**Description of the task**
For the entries below, how many lines contain the word "this"? Reply with the number and nothing else.

- - -

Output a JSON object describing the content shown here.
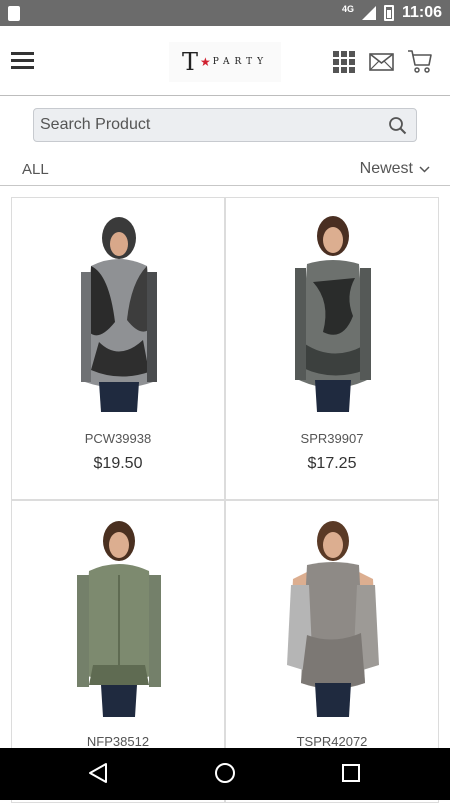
{
  "status_bar": {
    "network": "4G",
    "time": "11:06"
  },
  "header": {
    "logo_letter": "T",
    "logo_word": "PARTY"
  },
  "search": {
    "placeholder": "Search Product"
  },
  "filter": {
    "category": "ALL",
    "sort": "Newest"
  },
  "products": [
    {
      "code": "PCW39938",
      "price": "$19.50"
    },
    {
      "code": "SPR39907",
      "price": "$17.25"
    },
    {
      "code": "NFP38512",
      "price": ""
    },
    {
      "code": "TSPR42072",
      "price": ""
    }
  ],
  "colors": {
    "brand_star": "#d0202f",
    "status_bar": "#6b6b6b",
    "nav_bar": "#000000"
  },
  "icons": [
    "menu-icon",
    "grid-icon",
    "mail-icon",
    "cart-icon",
    "search-icon",
    "chevron-down-icon",
    "back-icon",
    "home-icon",
    "recents-icon"
  ]
}
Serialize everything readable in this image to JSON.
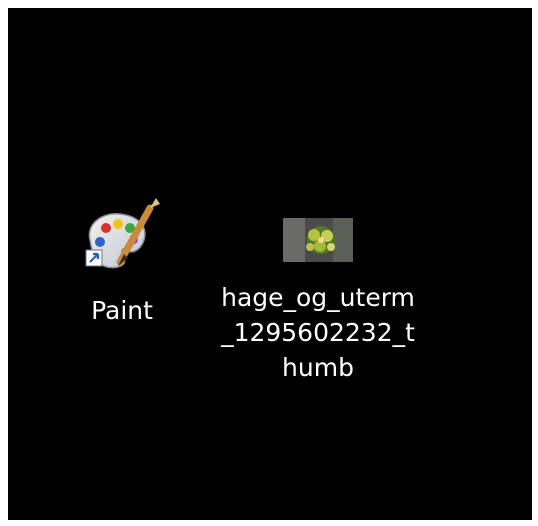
{
  "desktop": {
    "icons": [
      {
        "label": "Paint",
        "icon": "paint-app-icon",
        "shortcut": true
      },
      {
        "label": "hage_og_uterm_1295602232_thumb",
        "icon": "image-thumbnail-icon"
      }
    ]
  },
  "colors": {
    "background": "#000000",
    "label_text": "#ffffff",
    "frame": "#ffffff"
  }
}
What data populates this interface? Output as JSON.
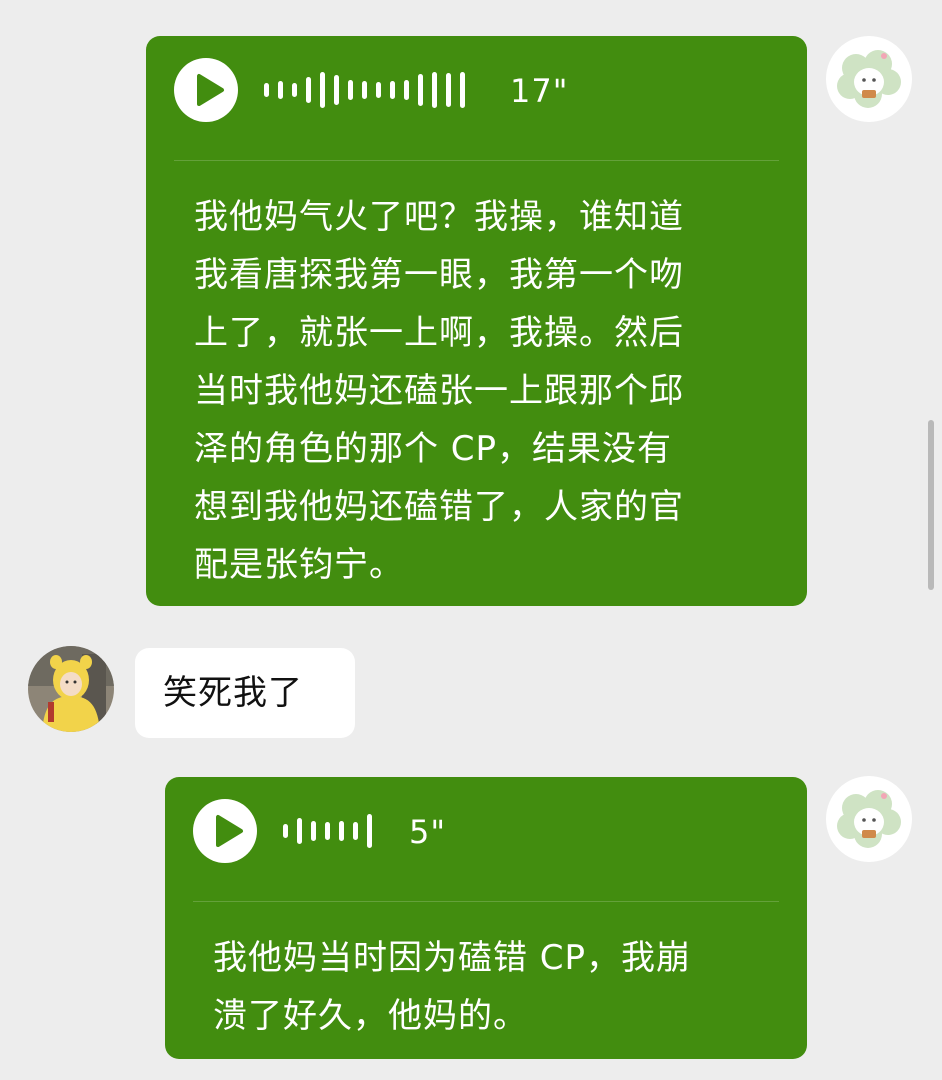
{
  "messages": [
    {
      "id": "voice1",
      "sender": "self",
      "type": "voice",
      "duration": "17\"",
      "transcript": "我他妈气火了吧？我操，谁知道\n我看唐探我第一眼，我第一个吻\n上了，就张一上啊，我操。然后\n当时我他妈还磕张一上跟那个邱\n泽的角色的那个 CP，结果没有\n想到我他妈还磕错了，人家的官\n配是张钧宁。",
      "avatar_icon": "cartoon-sheep-icon"
    },
    {
      "id": "text1",
      "sender": "other",
      "type": "text",
      "text": "笑死我了",
      "avatar_icon": "child-yellow-hoodie-photo"
    },
    {
      "id": "voice2",
      "sender": "self",
      "type": "voice",
      "duration": "5\"",
      "transcript": "我他妈当时因为磕错 CP，我崩\n溃了好久，他妈的。",
      "avatar_icon": "cartoon-sheep-icon"
    }
  ],
  "colors": {
    "background": "#ededed",
    "self_bubble": "#428d0f",
    "other_bubble": "#ffffff"
  }
}
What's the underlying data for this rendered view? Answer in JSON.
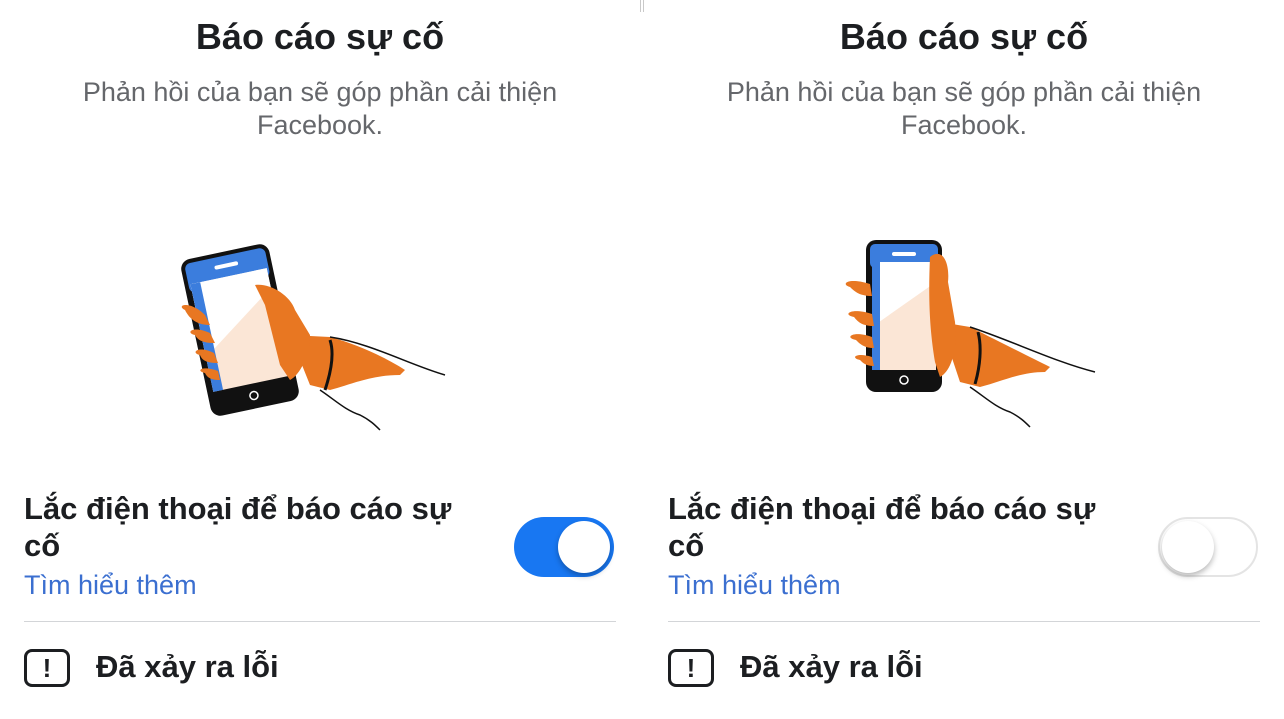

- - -

**Answer to the exercise**
3